A minor bike mishap on a rainy day sent my bike and me sprawling on a muddy
blacktop road. The trip leader required a doctor’s report of the accident. I
was one of 16 bicyclists, pedaling almost 200 miles in southeastern China.
Mrs. Wu, our English-speaking interpreter from Hong Kong, and a Chinese man I
had never seen before walked with me from our hotel to a hospital in downtown
This “hospital” was ancient; it was probably converted from some large
public building or school. There was no waiting. A nurse in a soiled, ankle
length uniform led us down a hall to a gymnasium-sized room that was crowded
with doctors seeing patients. The room was unlit, and its windows were too
filthy to admit much natural light. People stared at this foreigner as the
three of us wound our way to the desk of the waiting doctor.
The doctors sat at flat-top desks, and most of the patients stood. The
desktops had blood pressure cuffs, thermometers in glass containers and a
nasty looking open jar with greenish stuff inside. There was nothing else on
my doctor’s desk, and I wondered how many mouths that thermometer had been
inside of that day.
The three of us stood as the doctor asked in Chinese, “What is your name?”
“Where are you from?” and “How did the accident happen?” He spoke to the
Chinese man, who translated it to Mrs. Wu, and she asked me in English. My
answers went back to the doctor through the two interpreters.
Again and again questions came from the Chinese doctor to the man, then to
Mrs. Wu, then to me. I was soon weary of all this chatter and spiced my
answers with attempts at pantomime. I rolled up my pants leg to expose the
street burns with cinders under the skin, but he didn’t pay any attention to
that. When he finally asked where it hurt, I showed my road burns and
indicated soreness in ribs when I took a deep breath.
He stood and jerked my blouse up over my shoulders and stared at the area but
didn’t touch me. I imagined that everybody in that big room was looking. My
only consolation was that I had on my best bra!
The doctor took my blood pressure reading but still didn’t look at the
cinders. I asked Mrs. Wu about that and she learned, via the communication
relay, that “They will take care of themselves.”
Without a word the doctor got a note pad, three small envelopes and some boxes
of pills from the desk drawer. Three times he shook pills into the palm of his
hand and counted them into the envelopes. Then, laboriously he drew Chinese
characters for our trip leader, who knew not a word of the Chinese language!
The only thing I could decipher was “BP120/7~.”
Sorting the pills into the envelopes, he said something to Mrs. Wu and handed
me the three unmarked envelopes. Then the doctor put a flat, wooden stick into

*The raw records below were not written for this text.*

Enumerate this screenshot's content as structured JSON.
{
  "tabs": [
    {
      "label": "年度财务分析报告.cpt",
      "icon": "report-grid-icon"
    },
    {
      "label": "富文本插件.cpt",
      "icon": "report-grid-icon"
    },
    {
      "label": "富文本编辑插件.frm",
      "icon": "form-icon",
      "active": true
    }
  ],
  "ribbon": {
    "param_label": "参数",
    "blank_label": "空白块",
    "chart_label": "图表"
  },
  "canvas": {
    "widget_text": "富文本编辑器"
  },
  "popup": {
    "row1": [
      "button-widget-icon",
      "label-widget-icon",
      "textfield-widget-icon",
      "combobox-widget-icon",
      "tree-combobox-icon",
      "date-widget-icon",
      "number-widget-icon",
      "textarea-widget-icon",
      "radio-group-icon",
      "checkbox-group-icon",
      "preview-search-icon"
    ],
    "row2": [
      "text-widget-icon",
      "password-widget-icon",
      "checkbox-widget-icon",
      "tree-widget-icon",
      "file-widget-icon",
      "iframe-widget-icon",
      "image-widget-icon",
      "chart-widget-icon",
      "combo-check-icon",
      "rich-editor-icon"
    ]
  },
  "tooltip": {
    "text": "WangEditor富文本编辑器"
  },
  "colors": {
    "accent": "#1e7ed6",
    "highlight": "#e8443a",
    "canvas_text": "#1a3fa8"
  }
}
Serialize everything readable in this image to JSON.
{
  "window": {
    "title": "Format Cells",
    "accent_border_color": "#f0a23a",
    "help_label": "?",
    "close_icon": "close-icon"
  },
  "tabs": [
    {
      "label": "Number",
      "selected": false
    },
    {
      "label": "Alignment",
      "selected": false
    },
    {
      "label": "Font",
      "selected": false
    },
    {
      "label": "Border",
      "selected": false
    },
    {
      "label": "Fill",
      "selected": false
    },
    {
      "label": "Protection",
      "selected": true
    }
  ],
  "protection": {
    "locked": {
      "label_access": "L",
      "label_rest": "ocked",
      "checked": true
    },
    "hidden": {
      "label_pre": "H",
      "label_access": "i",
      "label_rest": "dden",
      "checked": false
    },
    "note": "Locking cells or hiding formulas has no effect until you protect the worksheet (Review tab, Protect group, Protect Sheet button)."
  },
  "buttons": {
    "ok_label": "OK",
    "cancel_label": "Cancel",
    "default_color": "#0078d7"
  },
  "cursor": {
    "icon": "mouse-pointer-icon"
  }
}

the messy jar and brought out a little of the green stuff. I expected him to
smear it on my street burns but, instead he smeared it on the medical report
and attached the bill for office call, the report and three kinds of pills.
Total charge: 45 cents!
Imagine my surprise when this doctor stood, held my hand and spoke in perfect
English, “Mrs. Gerard, I hope that you enjoy the remainder of your bicycle
visit to China~, and do be careful.”